**Working data**:
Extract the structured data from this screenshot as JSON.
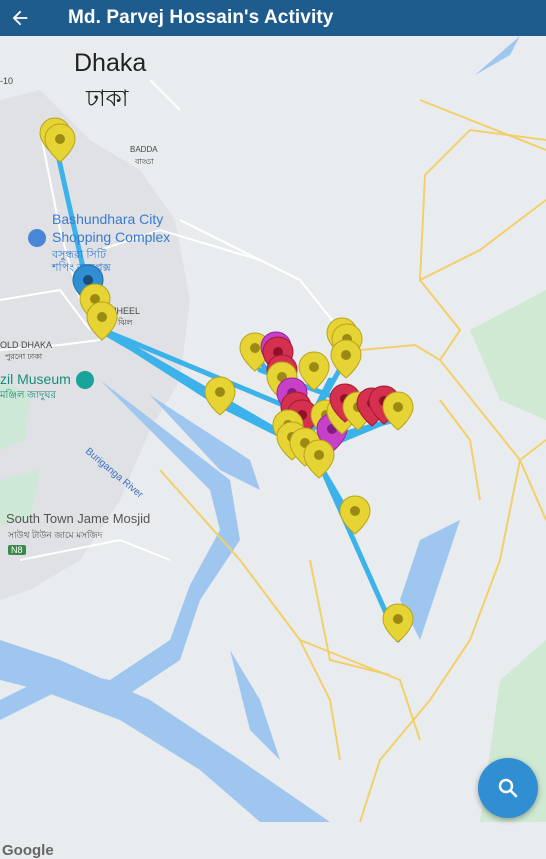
{
  "app_bar": {
    "title": "Md. Parvej Hossain's Activity",
    "back_icon": "arrow-left-icon"
  },
  "map": {
    "labels": {
      "city_en": "Dhaka",
      "city_bn": "ঢাকা",
      "badda_en": "BADDA",
      "badda_bn": "বাড্ডা",
      "bashundhara_1": "Bashundhara City",
      "bashundhara_2": "Shopping Complex",
      "bashundhara_bn1": "বসুন্ধরা সিটি",
      "bashundhara_bn2": "শপিং কমপ্লেক্স",
      "jheel": "JHEEL",
      "jheel_bn": "ঝিল",
      "old_dhaka": "OLD DHAKA",
      "old_dhaka_bn": "পুরনো ঢাকা",
      "museum": "zil Museum",
      "museum_bn": "মঞ্জিল জাদুঘর",
      "river": "Buriganga River",
      "mosque": "South Town Jame Mosjid",
      "mosque_bn": "সাউথ টাউন জামে মসজিদ",
      "road_badge": "N8",
      "edge_10": "-10"
    },
    "marker_colors": {
      "yellow": "#e6d334",
      "red": "#d6304f",
      "magenta": "#c740c8",
      "blue": "#2f8fd2",
      "route": "#3bb2ea"
    },
    "attribution": "Google"
  },
  "fab": {
    "icon": "search-icon"
  }
}
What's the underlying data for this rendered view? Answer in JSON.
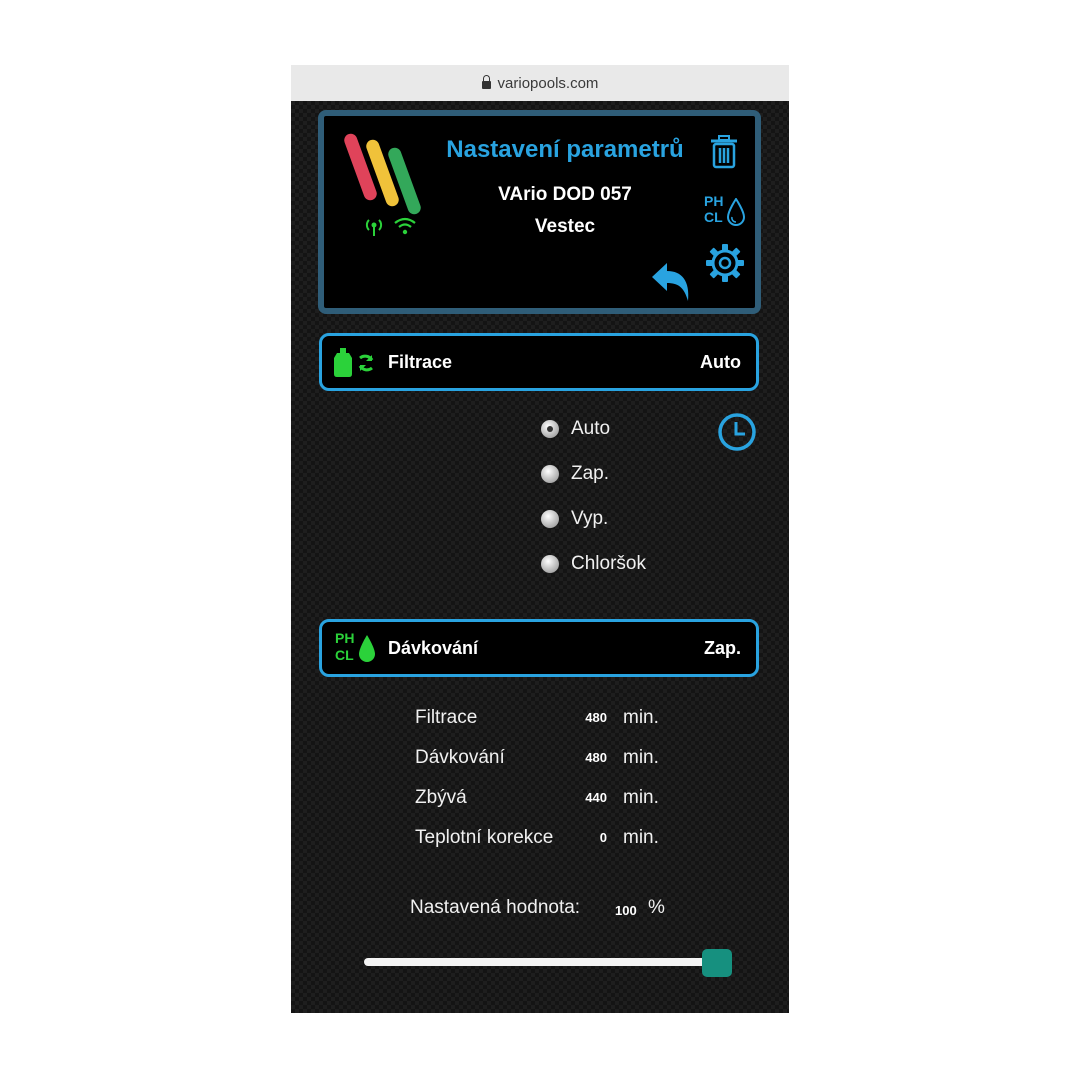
{
  "browser": {
    "url": "variopools.com"
  },
  "header": {
    "title": "Nastavení parametrů",
    "device_name": "VArio DOD 057",
    "location": "Vestec",
    "brand_colors": [
      "#e0435a",
      "#f0c23a",
      "#33a85a"
    ],
    "icons": [
      "antenna-icon",
      "wifi-icon",
      "trash-icon",
      "ph-cl-icon",
      "gear-icon",
      "back-arrow-icon"
    ]
  },
  "filtration": {
    "label": "Filtrace",
    "value": "Auto",
    "icon": "filter-pump-icon",
    "modes": [
      {
        "label": "Auto",
        "checked": true
      },
      {
        "label": "Zap.",
        "checked": false
      },
      {
        "label": "Vyp.",
        "checked": false
      },
      {
        "label": "Chloršok",
        "checked": false
      }
    ]
  },
  "dosing": {
    "label": "Dávkování",
    "value": "Zap.",
    "icon_text": {
      "ph": "PH",
      "cl": "CL"
    }
  },
  "stats": [
    {
      "label": "Filtrace",
      "value": "480",
      "unit": "min."
    },
    {
      "label": "Dávkování",
      "value": "480",
      "unit": "min."
    },
    {
      "label": "Zbývá",
      "value": "440",
      "unit": "min."
    },
    {
      "label": "Teplotní korekce",
      "value": "0",
      "unit": "min."
    }
  ],
  "setpoint": {
    "label": "Nastavená hodnota:",
    "value": "100",
    "unit": "%",
    "slider_fraction": 1.0
  },
  "colors": {
    "accent": "#29a3e0",
    "green": "#2bd23a",
    "slider_thumb": "#16907f"
  }
}
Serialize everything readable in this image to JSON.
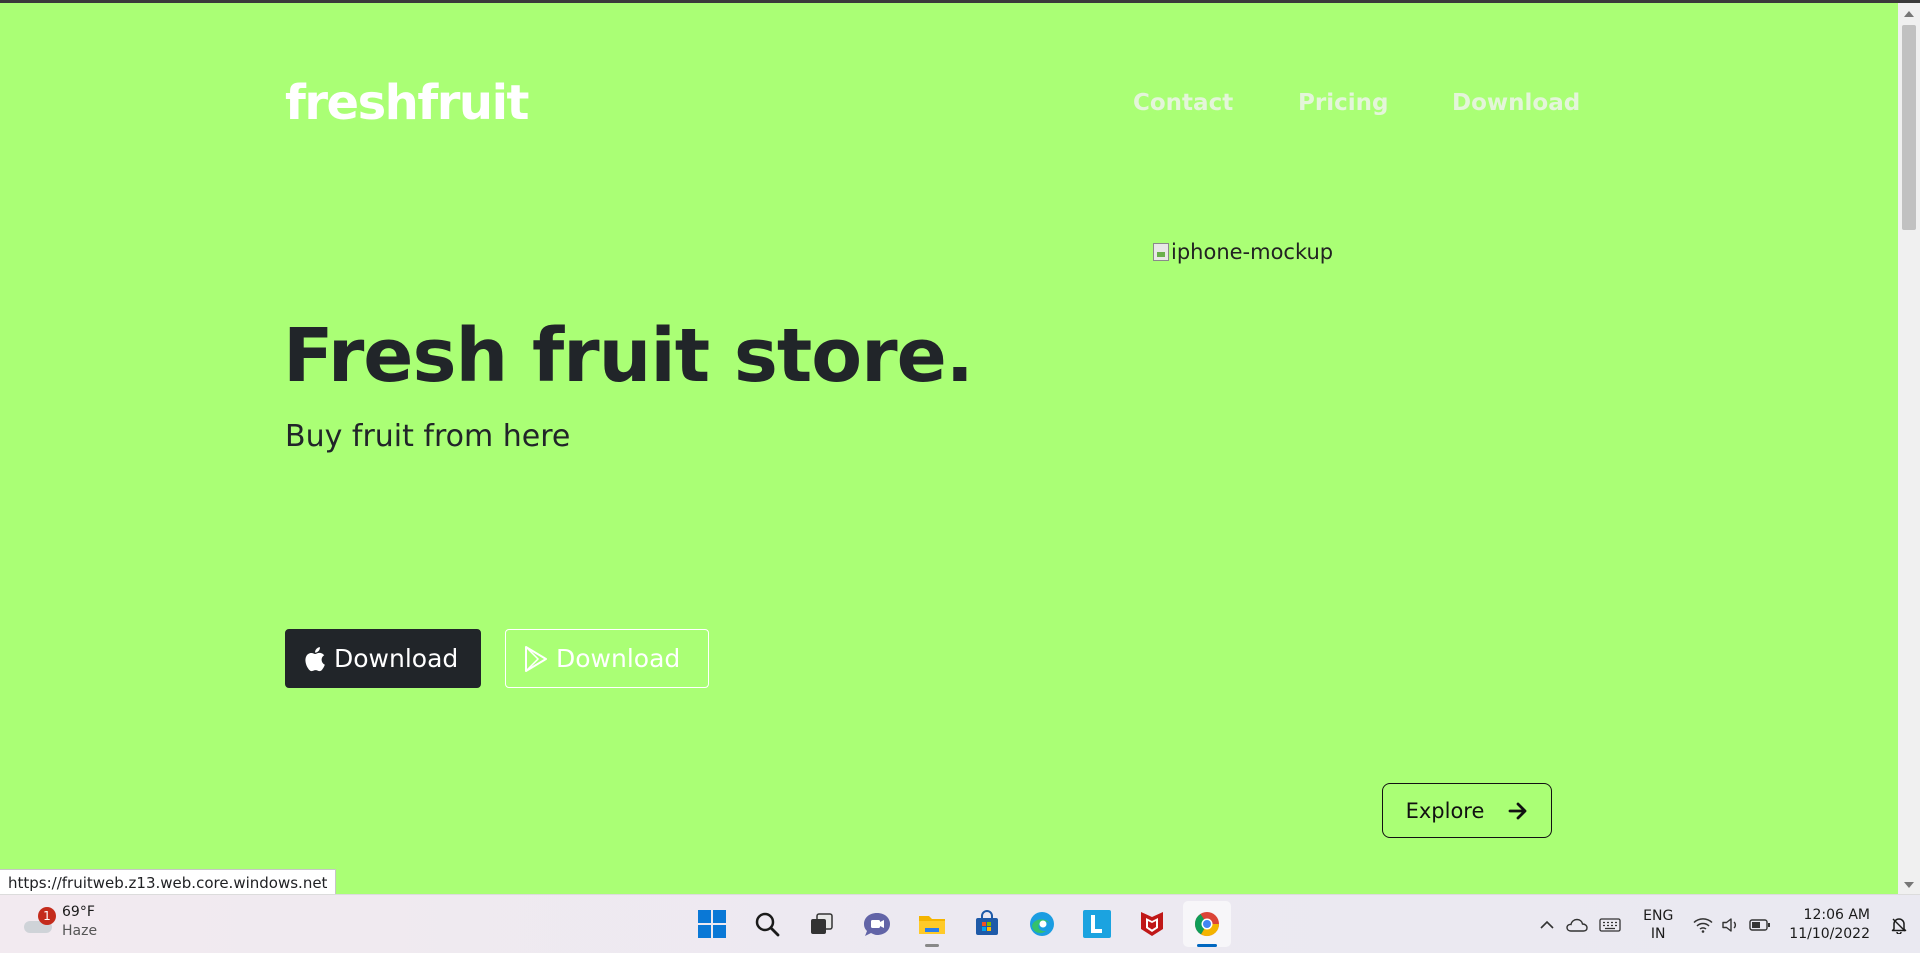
{
  "site": {
    "logo": "freshfruit",
    "nav": [
      "Contact",
      "Pricing",
      "Download"
    ],
    "mockup_alt": "iphone-mockup",
    "hero_title": "Fresh fruit store.",
    "hero_subtitle": "Buy fruit from here",
    "btn_apple_label": "Download",
    "btn_play_label": "Download",
    "explore_label": "Explore",
    "background_color": "#aaff75"
  },
  "browser": {
    "status_url": "https://fruitweb.z13.web.core.windows.net"
  },
  "taskbar": {
    "weather_temp": "69°F",
    "weather_condition": "Haze",
    "weather_badge": "1",
    "apps": [
      "start-icon",
      "search-icon",
      "task-view-icon",
      "teams-chat-icon",
      "file-explorer-icon",
      "microsoft-store-icon",
      "edge-icon",
      "l-app-icon",
      "mcafee-icon",
      "chrome-icon"
    ],
    "lang_line1": "ENG",
    "lang_line2": "IN",
    "time": "12:06 AM",
    "date": "11/10/2022"
  }
}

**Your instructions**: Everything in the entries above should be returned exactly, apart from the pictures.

**Answer section**:
Extract the structured data from this screenshot as JSON.
{
  "app_bar": {
    "title": "Md. Parvej Hossain's Activity",
    "back_icon": "arrow-left-icon"
  },
  "map": {
    "labels": {
      "city_en": "Dhaka",
      "city_bn": "ঢাকা",
      "badda_en": "BADDA",
      "badda_bn": "বাড্ডা",
      "bashundhara_1": "Bashundhara City",
      "bashundhara_2": "Shopping Complex",
      "bashundhara_bn1": "বসুন্ধরা সিটি",
      "bashundhara_bn2": "শপিং কমপ্লেক্স",
      "jheel": "JHEEL",
      "jheel_bn": "ঝিল",
      "old_dhaka": "OLD DHAKA",
      "old_dhaka_bn": "পুরনো ঢাকা",
      "museum": "zil Museum",
      "museum_bn": "মঞ্জিল জাদুঘর",
      "river": "Buriganga River",
      "mosque": "South Town Jame Mosjid",
      "mosque_bn": "সাউথ টাউন জামে মসজিদ",
      "road_badge": "N8",
      "edge_10": "-10"
    },
    "marker_colors": {
      "yellow": "#e6d334",
      "red": "#d6304f",
      "magenta": "#c740c8",
      "blue": "#2f8fd2",
      "route": "#3bb2ea"
    },
    "attribution": "Google"
  },
  "fab": {
    "icon": "search-icon"
  }
}
What's the underlying data for this rendered view? Answer in JSON.
{
  "browser": {
    "url": "variopools.com"
  },
  "header": {
    "title": "Nastavení parametrů",
    "device_name": "VArio DOD 057",
    "location": "Vestec",
    "brand_colors": [
      "#e0435a",
      "#f0c23a",
      "#33a85a"
    ],
    "icons": [
      "antenna-icon",
      "wifi-icon",
      "trash-icon",
      "ph-cl-icon",
      "gear-icon",
      "back-arrow-icon"
    ]
  },
  "filtration": {
    "label": "Filtrace",
    "value": "Auto",
    "icon": "filter-pump-icon",
    "modes": [
      {
        "label": "Auto",
        "checked": true
      },
      {
        "label": "Zap.",
        "checked": false
      },
      {
        "label": "Vyp.",
        "checked": false
      },
      {
        "label": "Chloršok",
        "checked": false
      }
    ]
  },
  "dosing": {
    "label": "Dávkování",
    "value": "Zap.",
    "icon_text": {
      "ph": "PH",
      "cl": "CL"
    }
  },
  "stats": [
    {
      "label": "Filtrace",
      "value": "480",
      "unit": "min."
    },
    {
      "label": "Dávkování",
      "value": "480",
      "unit": "min."
    },
    {
      "label": "Zbývá",
      "value": "440",
      "unit": "min."
    },
    {
      "label": "Teplotní korekce",
      "value": "0",
      "unit": "min."
    }
  ],
  "setpoint": {
    "label": "Nastavená hodnota:",
    "value": "100",
    "unit": "%",
    "slider_fraction": 1.0
  },
  "colors": {
    "accent": "#29a3e0",
    "green": "#2bd23a",
    "slider_thumb": "#16907f"
  }
}
Serialize everything readable in this image to JSON.
{
  "site": {
    "logo": "freshfruit",
    "nav": [
      "Contact",
      "Pricing",
      "Download"
    ],
    "mockup_alt": "iphone-mockup",
    "hero_title": "Fresh fruit store.",
    "hero_subtitle": "Buy fruit from here",
    "btn_apple_label": "Download",
    "btn_play_label": "Download",
    "explore_label": "Explore",
    "background_color": "#aaff75"
  },
  "browser": {
    "status_url": "https://fruitweb.z13.web.core.windows.net"
  },
  "taskbar": {
    "weather_temp": "69°F",
    "weather_condition": "Haze",
    "weather_badge": "1",
    "apps": [
      "start-icon",
      "search-icon",
      "task-view-icon",
      "teams-chat-icon",
      "file-explorer-icon",
      "microsoft-store-icon",
      "edge-icon",
      "l-app-icon",
      "mcafee-icon",
      "chrome-icon"
    ],
    "lang_line1": "ENG",
    "lang_line2": "IN",
    "time": "12:06 AM",
    "date": "11/10/2022"
  }
}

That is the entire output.